After speaking with the doctor, he sat down next to nurse Jessica Callard, who administered the vaccine into the deltoid muscle in his upper arm.
‘Will I get a Hello Kitty Band-Aid?’ Al joked.
The weatherman was surprised how quick and painless it was, calling the nurse a ‘pro.’
The response to Al’s vaccination was mostly positive, with many people congratulating him.
‘Stay well Big Guy!!!’ one person tweeted, while another commented: ‘Yay Al!!’
A few people even complimented his arm muscles, with one fan writing: ‘Sounds like a Roker gun show.’
‘He has an open carry permit for those guns!’ someone else agreed.
The segment was shared throughout the show’s social media pages, and Al posted footage of his vaccination on his Instagram page as well.
Fans were happy to see him doing well, but some were admittedly frustrated that they were unable to get the vaccine in their own states.
‘Good For You Al! Wish it was that easy for we Seniors in NJ,’ one person wrote, while another added: ‘Oh so jelly.
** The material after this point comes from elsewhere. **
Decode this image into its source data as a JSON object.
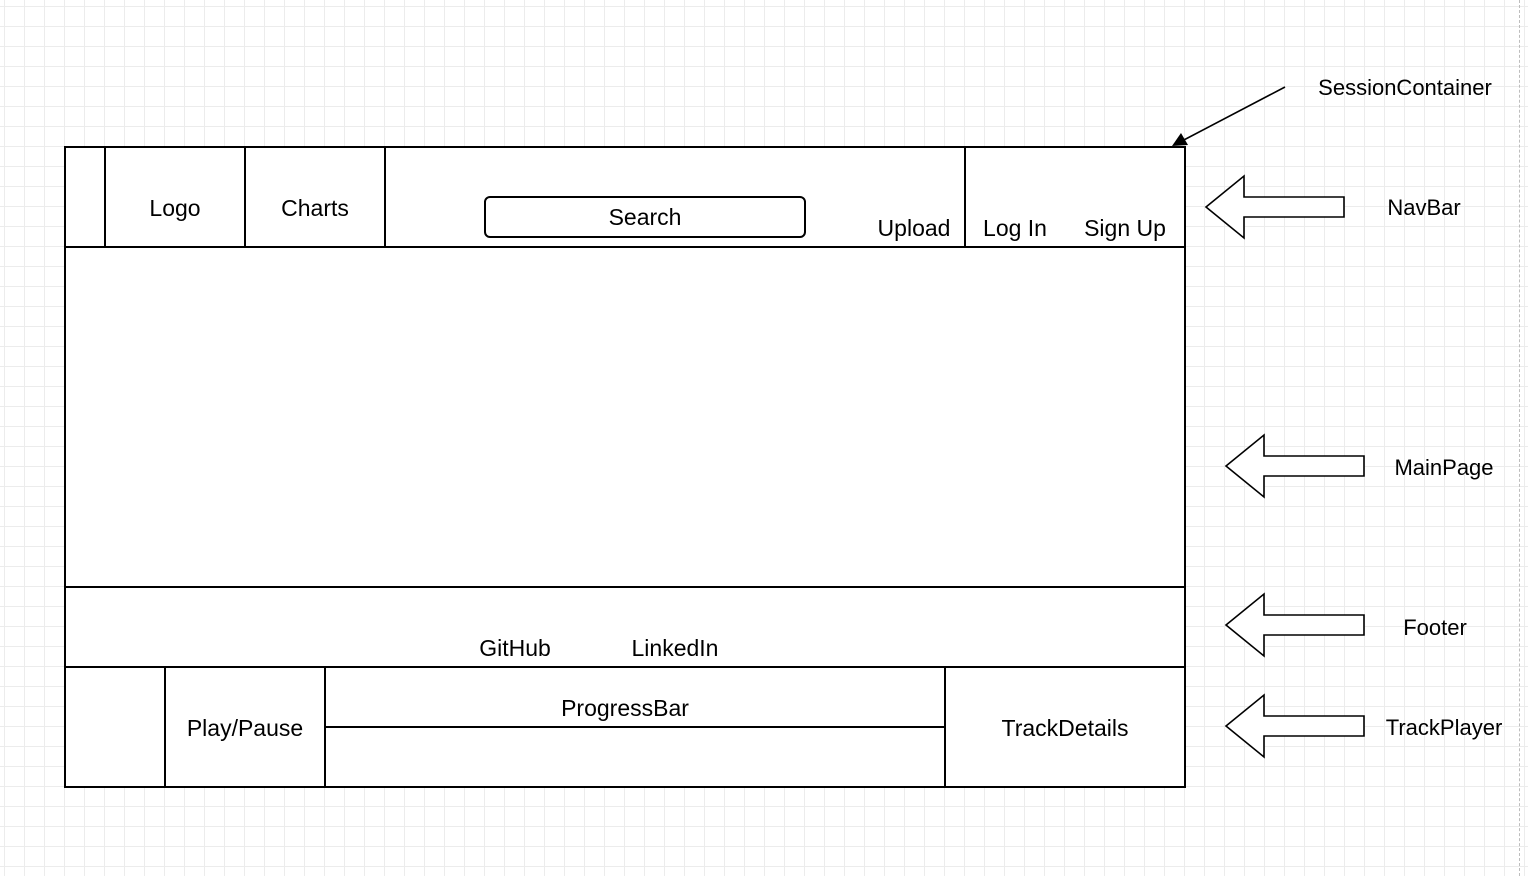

I’ll be dead from old age before Alabama gets their ducks in a row.’
‘So he gets it before my 80 year old mom who has COPD and lives in Arkansas,’ someone else said, not understanding that the vaccine rollout is different in each state.
Some rushed to Al’s defense, pointing out that he is of age and recently battled cancer.
In early November, Al publicly announced that he had a more aggressive form of prostate cancer. Three days later, he underwent a five-hour surgery to remove his prostate as well as surrounding tissue and lymph nodes.
The procedure was performed by Dr. Vincent Laudone at New York City’s Memorial Sloan Kettering Cancer Center on November 9.
Days after the surgery, he received a pathology report that found there is no evidence of cancer in his body outside of his prostate, which he had surgically removed.
Roker was with his wife Deborah Roberts, 60, and son Nick, 18, when he heard the good news, though he noted he’s ‘not out of the woods.’
‘It was this great relief,’ he said on the Today show at the time. ‘For a first start, this is terrific news. I’m going to be up for — and a lot of people who live with cancer — up for lifelong testing to make sure this doesn’t come back.’
Not only was the surgery a success, but he also recovered quickly. The weather forecaster was up and doing laps around the hospital hallways just hours after the procedure, according to Today.
The TV veteran only returned to the Today show on November 23, and a few weeks later, Al filmed outside in the Today plaza for the first time since March — a momentous occasion that left him screaming for joy.
He had his Today co-hosts Savannah Guthrie and Hoda Kotb in fits of laughter as he ran around the space outside of the studio, yelling out: ‘It feels so good!’
Al then proceeded to press himself up against the glass window of Studio 1A where the delighted anchors were seated, unable to contain his excitement.
‘I gotta tell you, the last time I was on this plaza was March 13,’ he said, while running up to the window of the studio.
Savannah, 48, encouraged Al to yell out his signature catchphrase — ‘My people!’ — which he did with gusto, despite the fact that the normally-crowded plaza was almost entirely empty amid the ongoing pandemic.
The lack of live audience didn’t seem to have an impact on Al’s enthusiasm, and he joyfully marched around the plaza with his arms outstretched as if it was filled with thousands of people.